The China case study also showed that only 27% of precarious workers managed to move into stable employment over time.
Dr Wang ended off with the policy implications:
- There is very little social protection for precarious workers which has created a deeply segmented workforce.
- Employers of precarious workers don’t provide other incentives such as medical cover, housing etc.
- Employers also don’t invest in these workers and don’t value upskilling them as they are seen as short-term.
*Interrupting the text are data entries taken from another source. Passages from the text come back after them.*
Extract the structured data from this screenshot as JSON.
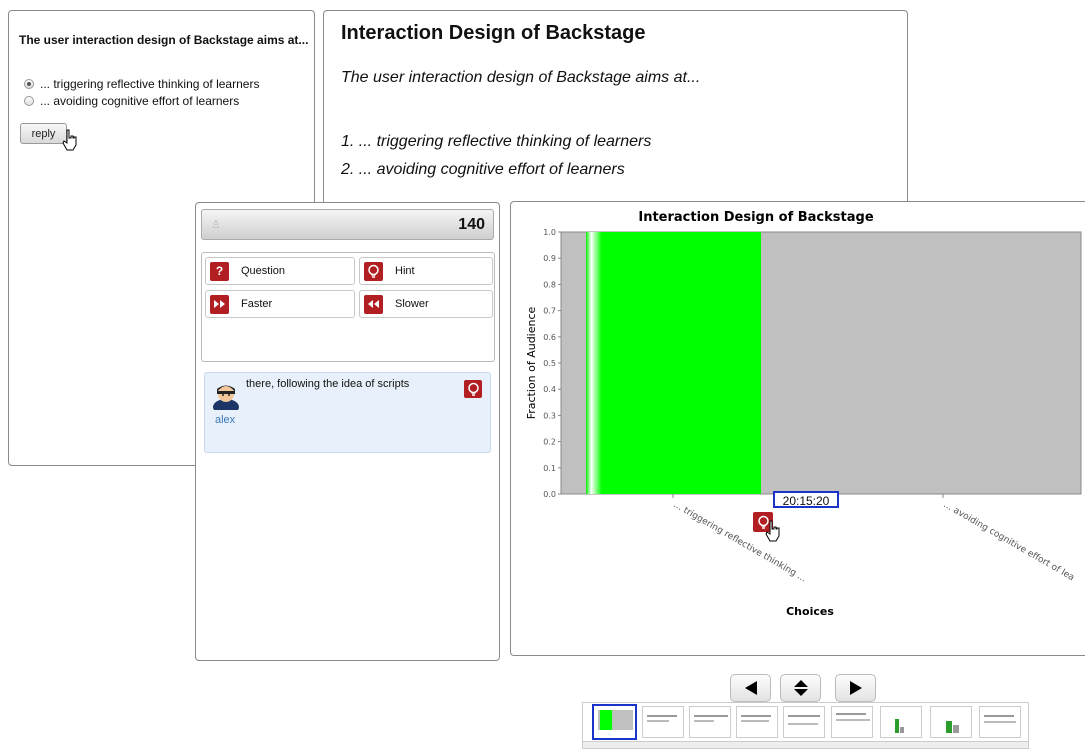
{
  "quiz": {
    "question": "The user interaction design of Backstage aims at...",
    "options": [
      "... triggering reflective thinking of learners",
      "... avoiding cognitive effort of learners"
    ],
    "selected_index": 0,
    "reply_label": "reply"
  },
  "slide": {
    "title": "Interaction Design of Backstage",
    "question": "The user interaction design of Backstage aims at...",
    "options": [
      "1. ... triggering reflective thinking of learners",
      "2. ... avoiding cognitive effort of learners"
    ]
  },
  "backchannel": {
    "count": "140",
    "actions": [
      {
        "label": "Question",
        "icon": "question-icon"
      },
      {
        "label": "Hint",
        "icon": "bulb-icon"
      },
      {
        "label": "Faster",
        "icon": "fast-forward-icon"
      },
      {
        "label": "Slower",
        "icon": "rewind-icon"
      }
    ],
    "message": {
      "author": "alex",
      "text": "there, following the idea of scripts",
      "icon": "bulb-icon"
    }
  },
  "chart_data": {
    "type": "bar",
    "title": "Interaction Design of Backstage",
    "xlabel": "Choices",
    "ylabel": "Fraction of Audience",
    "categories": [
      "... triggering reflective thinking ...",
      "... avoiding cognitive effort of lea"
    ],
    "values": [
      1.0,
      0.0
    ],
    "ylim": [
      0,
      1.0
    ],
    "yticks": [
      "0.0",
      "0.1",
      "0.2",
      "0.3",
      "0.4",
      "0.5",
      "0.6",
      "0.7",
      "0.8",
      "0.9",
      "1.0"
    ],
    "bar_color": "#00ff00",
    "plot_background": "#c0c0c0",
    "time_label": "20:15:20"
  },
  "navigation": {
    "prev_icon": "left-triangle-icon",
    "toggle_icon": "up-down-icon",
    "next_icon": "right-triangle-icon"
  },
  "colors": {
    "accent_red": "#b11f22",
    "highlight_blue": "#1a33c8"
  }
}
Viwe Dikoko, CSDA researcher, spoke about the findings from the South African case study. The findings showed that 88% of the sample are African and that 69% of the sample were engaged in precarious employment (in the first wave of data). The study showed that only 14% of people who were in precarious employment ever moved into stable work. 53% of the participants remained in precarious work and 31% moved into unemployment in the next wave. This shows that it is incredibly difficult for precarious workers to move into stable work over time.
The study looked at the factors associated with positive transitions.
Prof Lauren Graham discussed the implications of these findings:
- Once a person is in precarious employment, it is very difficult for them to transition out of it.
- Precarious workers are particularly vulnerable to unemployment.
- Education is key to providing pathways out of precarious work.
- Grants also play a role, and these gains should be leveraged for improved outcomes.
- We also need to think about the role and the responsibility of the private sector in creating decent work.
The webinar also featured Dr Yisu Zhou an Associate professor of education policy at the University of Macau as a discussant. He commented that the cross-national comparison aspect of the study makes the cases very interesting.